Write out exactly the lines running from the one with "Give me the" to the last line of the entries, keeping both the first and the last.

........

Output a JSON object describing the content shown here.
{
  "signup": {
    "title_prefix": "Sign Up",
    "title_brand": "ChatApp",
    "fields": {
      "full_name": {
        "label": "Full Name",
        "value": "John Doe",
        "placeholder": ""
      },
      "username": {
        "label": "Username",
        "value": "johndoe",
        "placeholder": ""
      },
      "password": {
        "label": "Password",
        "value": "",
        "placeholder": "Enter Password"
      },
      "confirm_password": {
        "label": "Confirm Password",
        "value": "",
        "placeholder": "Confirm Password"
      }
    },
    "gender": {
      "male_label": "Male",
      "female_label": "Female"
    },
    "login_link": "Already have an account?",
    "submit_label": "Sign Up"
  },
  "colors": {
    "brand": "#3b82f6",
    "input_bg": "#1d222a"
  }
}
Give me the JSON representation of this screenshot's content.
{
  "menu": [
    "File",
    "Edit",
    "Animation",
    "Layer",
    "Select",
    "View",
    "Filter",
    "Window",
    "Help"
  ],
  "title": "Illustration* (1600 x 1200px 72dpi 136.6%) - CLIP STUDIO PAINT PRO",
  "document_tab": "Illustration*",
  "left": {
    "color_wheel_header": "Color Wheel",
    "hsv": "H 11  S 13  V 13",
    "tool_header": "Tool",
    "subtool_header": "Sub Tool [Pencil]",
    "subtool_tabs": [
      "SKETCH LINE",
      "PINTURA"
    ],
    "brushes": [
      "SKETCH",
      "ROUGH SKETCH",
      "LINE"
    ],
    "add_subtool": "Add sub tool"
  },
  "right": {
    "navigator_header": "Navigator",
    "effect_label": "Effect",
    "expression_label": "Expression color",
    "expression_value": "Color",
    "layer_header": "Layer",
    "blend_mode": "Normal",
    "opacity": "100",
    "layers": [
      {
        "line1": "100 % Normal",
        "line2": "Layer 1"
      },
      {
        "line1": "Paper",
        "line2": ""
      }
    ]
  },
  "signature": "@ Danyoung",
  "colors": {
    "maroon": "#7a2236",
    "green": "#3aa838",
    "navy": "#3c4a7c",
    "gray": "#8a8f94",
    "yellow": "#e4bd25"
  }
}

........

> Written answer:
Give me the JSON representation of this screenshot's content.
{
  "menu": [
    "File",
    "Edit",
    "Animation",
    "Layer",
    "Select",
    "View",
    "Filter",
    "Window",
    "Help"
  ],
  "title": "Illustration* (1600 x 1200px 72dpi 136.6%) - CLIP STUDIO PAINT PRO",
  "document_tab": "Illustration*",
  "left": {
    "color_wheel_header": "Color Wheel",
    "hsv": "H 11  S 13  V 13",
    "tool_header": "Tool",
    "subtool_header": "Sub Tool [Pencil]",
    "subtool_tabs": [
      "SKETCH LINE",
      "PINTURA"
    ],
    "brushes": [
      "SKETCH",
      "ROUGH SKETCH",
      "LINE"
    ],
    "add_subtool": "Add sub tool"
  },
  "right": {
    "navigator_header": "Navigator",
    "effect_label": "Effect",
    "expression_label": "Expression color",
    "expression_value": "Color",
    "layer_header": "Layer",
    "blend_mode": "Normal",
    "opacity": "100",
    "layers": [
      {
        "line1": "100 % Normal",
        "line2": "Layer 1"
      },
      {
        "line1": "Paper",
        "line2": ""
      }
    ]
  },
  "signature": "@ Danyoung",
  "colors": {
    "maroon": "#7a2236",
    "green": "#3aa838",
    "navy": "#3c4a7c",
    "gray": "#8a8f94",
    "yellow": "#e4bd25"
  }
}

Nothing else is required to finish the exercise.